Today I watched the New Orleans Saints football game, as I have done several times this fall. This is unusual, even extraordinary, because I am not a sports fan. I know enough about football to follow the game in a general way. (I'm glad there are commentators to clue me in on what I miss). In the past I never watched football games except for special occasions--such as going to a game with a date (long time ago), or being at someone's home for, say, a Superbowl party (pretty rare, since few of my friends are sports fans).
This year, however, the Saints have become a symbol of New Orleans' comeback from disaster. A serendipitous fate has combined a new, exceptionally shrewd and capable head coach (Sean Payton) with a new, talented, and highly intelligent quarterback (Drew Brees), as well as a field of talented players, from the running backs to the offensive tackles and defensive ends, etc. The combination, together with a real determination by the team to do well on behalf of the city, has resulted in the Saints having the best year they've ever had. Even when they lose a game, as they did today (to the Philadelphia Steelers), they play very well and put up a good battle. Not the Saints of yore, indeed.
And why have I started watching? Well, the notion that their progress is linked to the city's progress hooks me in. It's amazing that for the first time in their history, the Saints have sold out all the season tickets. It proves their importance to the populace. Whether their fans know it or not, they root harder for the Saints now because they need to see striving. They need to see achievement. They need to see success. They need to see victory. And, more than anything, they need to feel that the nation is behind New Orleans, just as New Orleans is behind the Saints.
Does my watching the games make a bit of difference to anyone else?
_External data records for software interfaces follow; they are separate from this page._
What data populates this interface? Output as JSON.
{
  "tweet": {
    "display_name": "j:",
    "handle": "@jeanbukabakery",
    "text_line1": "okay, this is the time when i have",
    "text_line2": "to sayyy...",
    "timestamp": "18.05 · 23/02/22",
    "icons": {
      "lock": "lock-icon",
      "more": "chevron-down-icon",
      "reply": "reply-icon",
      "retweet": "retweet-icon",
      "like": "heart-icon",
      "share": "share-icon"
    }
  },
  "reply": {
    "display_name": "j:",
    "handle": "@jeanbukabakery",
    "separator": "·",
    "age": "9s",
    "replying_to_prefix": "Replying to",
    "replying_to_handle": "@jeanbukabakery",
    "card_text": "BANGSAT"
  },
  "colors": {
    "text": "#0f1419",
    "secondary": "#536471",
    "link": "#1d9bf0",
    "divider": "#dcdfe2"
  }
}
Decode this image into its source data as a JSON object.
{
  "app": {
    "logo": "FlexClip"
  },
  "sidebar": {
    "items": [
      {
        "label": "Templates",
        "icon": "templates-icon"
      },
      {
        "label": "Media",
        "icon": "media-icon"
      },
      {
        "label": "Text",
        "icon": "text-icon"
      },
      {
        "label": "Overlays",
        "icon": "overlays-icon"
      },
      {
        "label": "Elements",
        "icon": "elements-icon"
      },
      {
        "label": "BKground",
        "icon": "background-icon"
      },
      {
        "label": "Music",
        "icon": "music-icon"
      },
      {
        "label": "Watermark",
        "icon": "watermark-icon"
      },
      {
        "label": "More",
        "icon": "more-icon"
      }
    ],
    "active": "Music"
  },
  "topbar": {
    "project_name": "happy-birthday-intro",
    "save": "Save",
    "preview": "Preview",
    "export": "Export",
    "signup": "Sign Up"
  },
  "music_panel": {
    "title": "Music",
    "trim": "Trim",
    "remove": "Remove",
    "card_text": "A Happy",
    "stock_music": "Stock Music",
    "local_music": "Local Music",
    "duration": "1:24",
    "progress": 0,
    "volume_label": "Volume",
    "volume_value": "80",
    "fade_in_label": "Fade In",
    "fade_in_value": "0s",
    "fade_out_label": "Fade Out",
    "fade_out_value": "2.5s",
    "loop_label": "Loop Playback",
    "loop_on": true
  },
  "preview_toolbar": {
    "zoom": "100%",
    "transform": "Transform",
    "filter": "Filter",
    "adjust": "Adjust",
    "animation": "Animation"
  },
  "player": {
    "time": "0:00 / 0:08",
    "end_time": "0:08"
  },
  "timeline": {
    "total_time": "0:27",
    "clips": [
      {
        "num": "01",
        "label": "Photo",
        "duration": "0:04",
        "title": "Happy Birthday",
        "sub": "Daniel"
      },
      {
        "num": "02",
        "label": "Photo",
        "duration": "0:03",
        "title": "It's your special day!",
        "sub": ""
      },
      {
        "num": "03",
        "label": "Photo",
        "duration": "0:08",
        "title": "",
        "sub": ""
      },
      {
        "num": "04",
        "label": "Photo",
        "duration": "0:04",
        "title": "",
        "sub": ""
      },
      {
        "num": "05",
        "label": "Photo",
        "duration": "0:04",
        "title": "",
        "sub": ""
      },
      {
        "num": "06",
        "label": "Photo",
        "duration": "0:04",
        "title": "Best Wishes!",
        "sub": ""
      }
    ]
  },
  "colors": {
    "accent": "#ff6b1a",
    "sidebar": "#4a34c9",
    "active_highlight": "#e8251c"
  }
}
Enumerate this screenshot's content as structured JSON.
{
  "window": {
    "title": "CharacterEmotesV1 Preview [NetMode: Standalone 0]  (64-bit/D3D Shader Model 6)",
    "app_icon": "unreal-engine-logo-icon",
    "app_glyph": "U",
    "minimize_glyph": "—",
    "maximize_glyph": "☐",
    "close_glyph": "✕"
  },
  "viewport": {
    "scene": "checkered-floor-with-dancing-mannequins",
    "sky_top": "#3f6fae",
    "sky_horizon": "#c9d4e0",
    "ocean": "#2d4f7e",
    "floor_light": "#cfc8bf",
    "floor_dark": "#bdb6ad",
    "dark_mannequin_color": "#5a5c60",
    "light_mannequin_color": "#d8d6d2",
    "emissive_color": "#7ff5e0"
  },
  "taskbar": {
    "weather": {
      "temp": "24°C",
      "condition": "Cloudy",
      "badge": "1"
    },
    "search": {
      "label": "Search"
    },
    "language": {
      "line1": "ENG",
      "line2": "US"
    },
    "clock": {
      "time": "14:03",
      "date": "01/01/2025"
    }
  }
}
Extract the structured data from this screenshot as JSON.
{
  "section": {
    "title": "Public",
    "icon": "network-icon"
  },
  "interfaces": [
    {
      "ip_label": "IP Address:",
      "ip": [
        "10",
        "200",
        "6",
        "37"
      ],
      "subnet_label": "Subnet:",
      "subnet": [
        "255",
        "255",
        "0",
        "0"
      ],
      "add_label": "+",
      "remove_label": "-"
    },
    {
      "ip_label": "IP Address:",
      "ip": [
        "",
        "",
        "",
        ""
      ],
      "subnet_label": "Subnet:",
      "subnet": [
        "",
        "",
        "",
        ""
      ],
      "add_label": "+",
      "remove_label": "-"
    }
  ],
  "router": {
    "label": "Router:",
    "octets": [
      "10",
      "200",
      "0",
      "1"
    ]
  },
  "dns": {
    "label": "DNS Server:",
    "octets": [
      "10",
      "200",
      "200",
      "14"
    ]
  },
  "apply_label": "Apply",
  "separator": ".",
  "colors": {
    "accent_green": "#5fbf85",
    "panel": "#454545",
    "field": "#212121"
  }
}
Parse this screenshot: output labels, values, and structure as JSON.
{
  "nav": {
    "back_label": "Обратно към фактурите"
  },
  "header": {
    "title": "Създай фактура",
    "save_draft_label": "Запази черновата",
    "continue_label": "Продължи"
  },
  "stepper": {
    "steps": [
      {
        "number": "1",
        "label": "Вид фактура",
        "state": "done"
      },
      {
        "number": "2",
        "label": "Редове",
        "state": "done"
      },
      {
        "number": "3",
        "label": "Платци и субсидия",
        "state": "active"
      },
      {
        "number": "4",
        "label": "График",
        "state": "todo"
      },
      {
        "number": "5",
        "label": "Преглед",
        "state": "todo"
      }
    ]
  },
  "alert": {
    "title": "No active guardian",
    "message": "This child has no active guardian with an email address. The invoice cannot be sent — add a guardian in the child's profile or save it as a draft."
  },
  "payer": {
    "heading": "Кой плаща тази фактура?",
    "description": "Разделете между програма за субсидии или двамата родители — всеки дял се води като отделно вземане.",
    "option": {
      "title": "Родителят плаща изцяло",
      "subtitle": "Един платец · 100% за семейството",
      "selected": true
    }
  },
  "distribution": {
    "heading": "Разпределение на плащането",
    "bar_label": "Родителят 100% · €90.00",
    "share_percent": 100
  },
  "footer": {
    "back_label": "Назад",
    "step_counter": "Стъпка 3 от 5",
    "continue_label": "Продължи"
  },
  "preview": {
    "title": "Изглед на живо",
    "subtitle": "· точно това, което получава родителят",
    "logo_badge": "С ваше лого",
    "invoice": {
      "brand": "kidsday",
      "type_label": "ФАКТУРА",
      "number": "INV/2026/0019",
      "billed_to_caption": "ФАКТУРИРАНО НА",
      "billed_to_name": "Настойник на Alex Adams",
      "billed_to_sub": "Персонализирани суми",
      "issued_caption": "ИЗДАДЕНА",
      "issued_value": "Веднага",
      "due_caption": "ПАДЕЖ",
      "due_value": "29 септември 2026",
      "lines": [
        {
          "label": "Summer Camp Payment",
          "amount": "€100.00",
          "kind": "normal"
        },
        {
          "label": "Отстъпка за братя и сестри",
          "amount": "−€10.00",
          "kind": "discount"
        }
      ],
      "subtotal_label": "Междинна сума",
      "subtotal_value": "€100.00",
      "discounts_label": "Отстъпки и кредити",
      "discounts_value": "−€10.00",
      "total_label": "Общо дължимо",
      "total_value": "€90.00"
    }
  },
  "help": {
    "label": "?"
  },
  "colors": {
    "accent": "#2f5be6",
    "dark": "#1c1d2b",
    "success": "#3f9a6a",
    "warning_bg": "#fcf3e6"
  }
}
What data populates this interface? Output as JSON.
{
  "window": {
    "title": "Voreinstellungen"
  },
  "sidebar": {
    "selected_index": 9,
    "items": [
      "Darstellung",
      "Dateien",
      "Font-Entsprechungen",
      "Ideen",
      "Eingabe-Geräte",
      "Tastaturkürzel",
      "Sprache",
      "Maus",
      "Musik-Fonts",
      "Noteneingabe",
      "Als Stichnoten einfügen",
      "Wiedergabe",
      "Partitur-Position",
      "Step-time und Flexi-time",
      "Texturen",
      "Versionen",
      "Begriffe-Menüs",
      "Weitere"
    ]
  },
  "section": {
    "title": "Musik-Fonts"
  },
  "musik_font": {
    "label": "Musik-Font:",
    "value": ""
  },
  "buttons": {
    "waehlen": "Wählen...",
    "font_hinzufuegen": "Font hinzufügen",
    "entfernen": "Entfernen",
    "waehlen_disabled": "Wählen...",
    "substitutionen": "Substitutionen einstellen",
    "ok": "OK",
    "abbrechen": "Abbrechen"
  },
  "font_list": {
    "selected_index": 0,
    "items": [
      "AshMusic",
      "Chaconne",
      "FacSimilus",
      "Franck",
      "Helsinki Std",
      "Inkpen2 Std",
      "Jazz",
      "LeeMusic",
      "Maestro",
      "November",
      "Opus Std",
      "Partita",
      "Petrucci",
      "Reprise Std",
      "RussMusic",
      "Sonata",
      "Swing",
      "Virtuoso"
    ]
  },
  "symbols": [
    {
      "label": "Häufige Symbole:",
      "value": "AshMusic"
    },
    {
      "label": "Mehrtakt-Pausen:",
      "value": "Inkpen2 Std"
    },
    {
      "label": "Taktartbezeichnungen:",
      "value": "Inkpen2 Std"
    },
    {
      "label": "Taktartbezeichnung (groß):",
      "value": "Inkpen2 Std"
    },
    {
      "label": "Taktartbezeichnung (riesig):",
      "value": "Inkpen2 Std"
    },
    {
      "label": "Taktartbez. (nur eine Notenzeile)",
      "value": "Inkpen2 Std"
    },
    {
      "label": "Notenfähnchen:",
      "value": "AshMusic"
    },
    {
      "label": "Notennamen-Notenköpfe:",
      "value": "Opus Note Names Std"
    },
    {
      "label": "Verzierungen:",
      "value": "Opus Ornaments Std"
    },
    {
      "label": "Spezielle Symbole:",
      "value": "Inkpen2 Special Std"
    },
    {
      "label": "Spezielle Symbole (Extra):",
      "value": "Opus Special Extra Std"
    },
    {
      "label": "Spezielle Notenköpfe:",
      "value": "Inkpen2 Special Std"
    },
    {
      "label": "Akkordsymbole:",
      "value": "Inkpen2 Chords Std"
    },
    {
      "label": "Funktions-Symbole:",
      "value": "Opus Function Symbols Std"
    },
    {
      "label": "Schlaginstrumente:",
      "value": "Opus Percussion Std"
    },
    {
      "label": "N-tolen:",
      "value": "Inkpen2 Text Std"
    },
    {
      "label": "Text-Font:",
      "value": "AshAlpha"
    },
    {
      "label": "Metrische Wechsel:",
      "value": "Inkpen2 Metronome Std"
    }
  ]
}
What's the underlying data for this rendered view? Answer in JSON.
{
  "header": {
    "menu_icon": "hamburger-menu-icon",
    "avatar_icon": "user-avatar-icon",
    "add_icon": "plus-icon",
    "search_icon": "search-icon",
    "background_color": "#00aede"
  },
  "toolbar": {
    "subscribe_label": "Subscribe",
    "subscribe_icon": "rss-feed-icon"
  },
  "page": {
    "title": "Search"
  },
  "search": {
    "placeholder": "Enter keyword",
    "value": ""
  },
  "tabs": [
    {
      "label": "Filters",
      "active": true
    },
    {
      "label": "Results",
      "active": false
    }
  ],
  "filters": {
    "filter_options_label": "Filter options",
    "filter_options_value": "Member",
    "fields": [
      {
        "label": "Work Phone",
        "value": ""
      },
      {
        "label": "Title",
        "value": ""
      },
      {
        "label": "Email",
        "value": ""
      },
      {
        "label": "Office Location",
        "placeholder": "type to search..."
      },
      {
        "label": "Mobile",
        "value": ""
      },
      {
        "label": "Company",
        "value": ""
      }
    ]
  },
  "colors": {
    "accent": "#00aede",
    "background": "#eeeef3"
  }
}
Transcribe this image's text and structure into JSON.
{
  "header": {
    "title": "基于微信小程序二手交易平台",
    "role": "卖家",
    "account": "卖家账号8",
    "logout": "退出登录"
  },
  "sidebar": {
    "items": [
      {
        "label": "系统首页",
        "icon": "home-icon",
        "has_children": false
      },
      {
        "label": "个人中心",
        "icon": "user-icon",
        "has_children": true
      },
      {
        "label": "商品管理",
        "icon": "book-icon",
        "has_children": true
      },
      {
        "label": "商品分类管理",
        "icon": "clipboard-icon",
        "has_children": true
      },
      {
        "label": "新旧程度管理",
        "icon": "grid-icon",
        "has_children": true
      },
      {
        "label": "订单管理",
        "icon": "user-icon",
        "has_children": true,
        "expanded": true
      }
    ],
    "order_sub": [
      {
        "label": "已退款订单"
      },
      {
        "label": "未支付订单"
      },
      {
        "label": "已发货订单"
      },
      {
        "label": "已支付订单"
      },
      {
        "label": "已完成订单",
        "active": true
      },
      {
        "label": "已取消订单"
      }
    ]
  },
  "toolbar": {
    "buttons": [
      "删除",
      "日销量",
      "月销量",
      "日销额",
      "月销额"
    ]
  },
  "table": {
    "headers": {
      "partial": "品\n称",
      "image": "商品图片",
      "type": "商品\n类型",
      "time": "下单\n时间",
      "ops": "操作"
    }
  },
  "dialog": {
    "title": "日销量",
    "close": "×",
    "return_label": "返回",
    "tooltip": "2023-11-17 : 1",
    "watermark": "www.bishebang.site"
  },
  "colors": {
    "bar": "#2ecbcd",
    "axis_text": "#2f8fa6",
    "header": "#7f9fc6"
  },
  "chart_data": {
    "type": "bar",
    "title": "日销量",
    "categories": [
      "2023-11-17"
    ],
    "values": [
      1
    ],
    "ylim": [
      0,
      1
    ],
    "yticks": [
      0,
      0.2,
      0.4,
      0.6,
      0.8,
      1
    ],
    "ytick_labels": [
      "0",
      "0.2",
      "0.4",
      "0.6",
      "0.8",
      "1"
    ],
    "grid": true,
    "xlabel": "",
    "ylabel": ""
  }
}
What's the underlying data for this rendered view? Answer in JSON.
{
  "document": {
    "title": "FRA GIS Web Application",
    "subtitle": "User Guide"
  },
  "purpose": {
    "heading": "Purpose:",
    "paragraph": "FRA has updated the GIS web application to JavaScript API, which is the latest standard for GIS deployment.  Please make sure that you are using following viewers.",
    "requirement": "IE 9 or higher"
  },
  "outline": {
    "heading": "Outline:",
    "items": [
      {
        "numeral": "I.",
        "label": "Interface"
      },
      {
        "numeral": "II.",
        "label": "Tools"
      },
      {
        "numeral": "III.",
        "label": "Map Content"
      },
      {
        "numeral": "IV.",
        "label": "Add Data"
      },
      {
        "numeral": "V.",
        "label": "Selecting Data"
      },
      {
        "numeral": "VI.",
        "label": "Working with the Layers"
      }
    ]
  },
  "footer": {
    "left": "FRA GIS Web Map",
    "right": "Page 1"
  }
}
No, but it makes a difference to me. I feel vicariously triumphant when the Saints succeed. And, like everyone else down here, I need that feeling.
Go, Saints...Bless You, Boys!